If you have a baby under a year old, chances are you spend a lot of your day in daily care-taking. You change diapers, give baths, feed, burp, carry, bounce, clean, play, entertain, and that is just in the first 3 hours of the day. Your baby needs your constant attention to his every need—and that is the way it should be. You need to be showering your baby with every ounce of your love. This is what produces a happy, healthy child and that is the way God intended it.

If you agree to baby sit or look after others’ kids, then you are not giving your full attention to your baby. You are dividing your care. End result: your baby is not getting the full you. You may not be holding baby as much. Baby may have to wait while you take care of the needs of others. You can’t do as much with baby. Baby may even take second fiddle because you are trying to impress the mother of the other kids. You may put more care into them so you don’t lose your job. After the other kids leave for the day, odds are you are exhausted and have no energy left to do the little extras for baby that matter so much such as reading him a bedtime story, playing peek-a-boo, or giving him that extra kiss good night.

It may be tempting to watch others’ kids for a few hours for the extra money, especially if you have a newborn and baby sleeps a lot. You may be going stir crazy, sitting at home all day, thinking you could be making a positive contribution to society.

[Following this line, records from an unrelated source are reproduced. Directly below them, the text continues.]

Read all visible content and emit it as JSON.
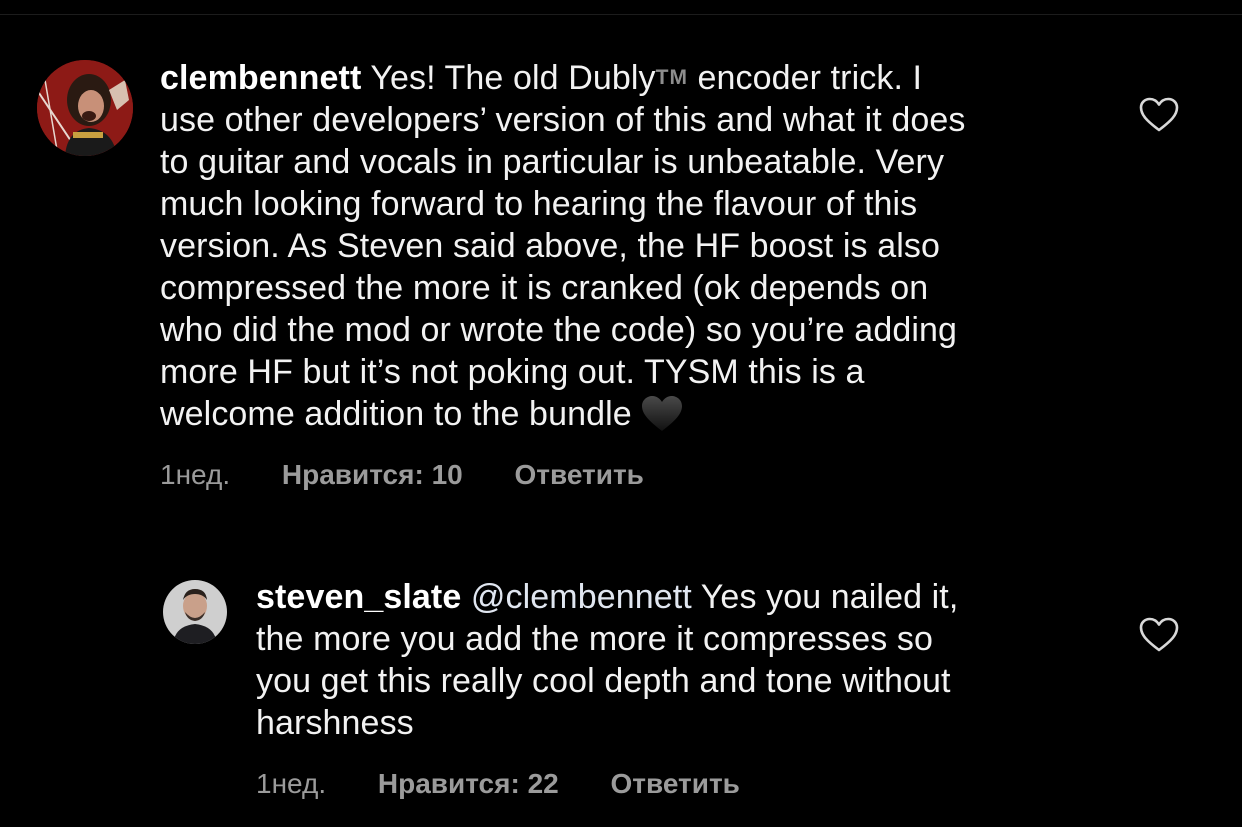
{
  "comments": [
    {
      "username": "clembennett",
      "text_before_tm": "Yes! The old Dubly",
      "tm": "TM",
      "text_line1_rest": " encoder trick. I",
      "lines": [
        "use other developers’ version of this and what it does",
        "to guitar and vocals in particular is unbeatable. Very",
        "much looking forward to hearing the flavour of this",
        "version. As Steven said above, the HF boost is also",
        "compressed the more it is cranked (ok depends on",
        "who did the mod or wrote the code) so you’re adding",
        "more HF but it’s not poking out. TYSM this is a",
        "welcome addition to the bundle"
      ],
      "emoji": "black-heart",
      "time": "1нед.",
      "likes": "Нравится: 10",
      "reply": "Ответить",
      "avatar": "profile-photo-man-with-long-hair"
    },
    {
      "username": "steven_slate",
      "mention": "@clembennett",
      "line1_rest": " Yes you nailed it,",
      "lines": [
        "the more you add the more it compresses so",
        "you get this really cool depth and tone without",
        "harshness"
      ],
      "time": "1нед.",
      "likes": "Нравится: 22",
      "reply": "Ответить",
      "avatar": "profile-photo-man-short-hair"
    }
  ],
  "icons": {
    "like": "heart-outline-icon"
  },
  "colors": {
    "background": "#000000",
    "text": "#f2f2f2",
    "meta": "#9b9b9b"
  }
}
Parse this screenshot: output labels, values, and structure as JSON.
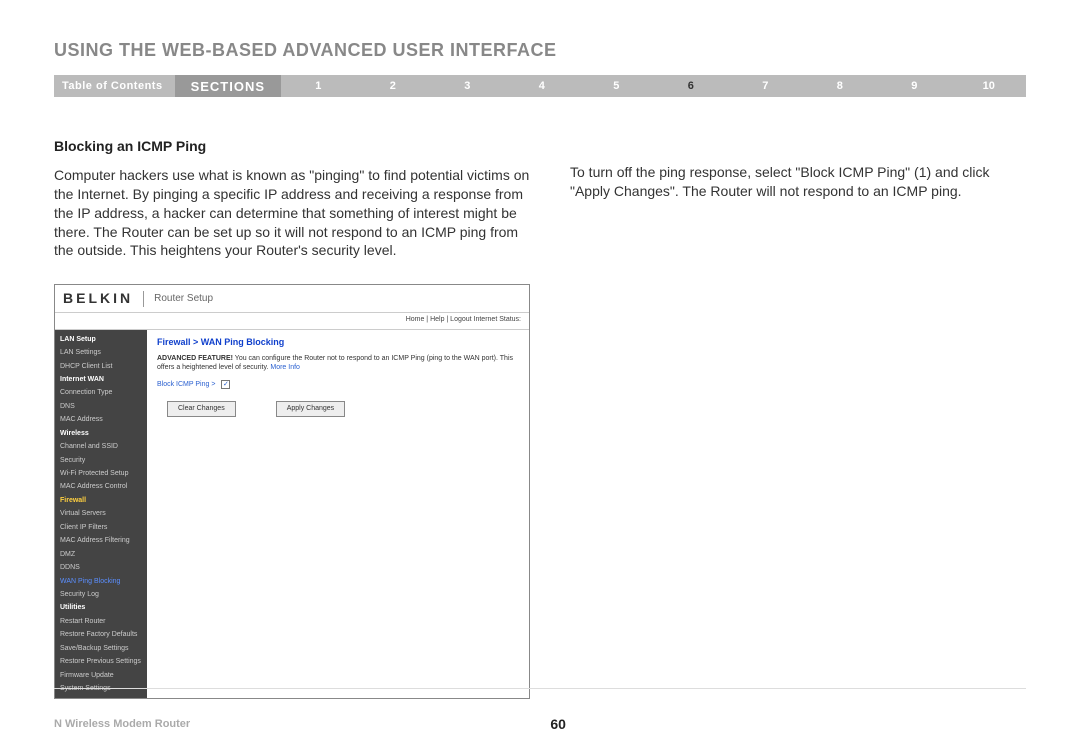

You may be thinking that you should be doing something, especially if you quit your job to stay at home. This may be the first time in your life you don’t have a traditional job. You may be fighting feelings of guilt about burdening your husband and you may want to help. Let me assure you all of these thoughts and feelings are normal for women transitioning to motherhood.

However, you are doing the most important job in society, whether you are acknowledged or not, or whether you feel appreciated or not. Raising your baby to be a productive member of society is the most important thing you will ever do. Being there when baby spits up, cries to be held, poops, or is hungry is the only place you need to be right now. You need to be able to respond to baby’s needs immediately, not when you have finished disciplining the neighbor’s two year old.

Your husband should want you to devote every waking moment of the day to your baby. His role is providing. Your role is nurturing and caretaking. That’s not to say that all you are is a mother. In the near future, when baby grows to be a toddler, you will have the time to branch out and find a passion close to your heart. Right now, baby needs you. He can’t tell you that he would rather be the one being held. He can’t tell you that he wants your undivided attention. He can’t tell you that he wants to sleep next to your heart and not be placed in a crib.

Most women became a mother for the innate need to leave something of herself behind. The biological clock that ticks is telling you when to give everything else up (for a period of time) and devote yourself to the next generation. We all yearn to leave behind the best parts of us in the form of our children—this includes physical features, intelligence, religious beliefs, morals, and values.

You are not your job. You are you. You don’t need to prove anything to anybody or yourself. You just need to be present with your baby and just be. Be there when he laughs as the dog passes by. Be there when he cries for you. Be there when he picks up his first toy. Soon enough, he will be in school and those precious moments will just be memories. You will have time enough to follow your passion and go back to work. Take a short break from the hubbub of life and enjoy your creation. Discover life alongside your baby. This will be the best time you will ever spend in your life.

Author's Bio: 

By: Jennifer Dionne. Her website is www.loveofparenting.com, a comprehensive view of pregnancy and parenting. She is a stay-at-home mom who is passionate about helping other moms through the challenges of motherhood. She is the author of “How to Have a Baby Your Way”, (available through her website), which explores the roles of husbands and wives in depth.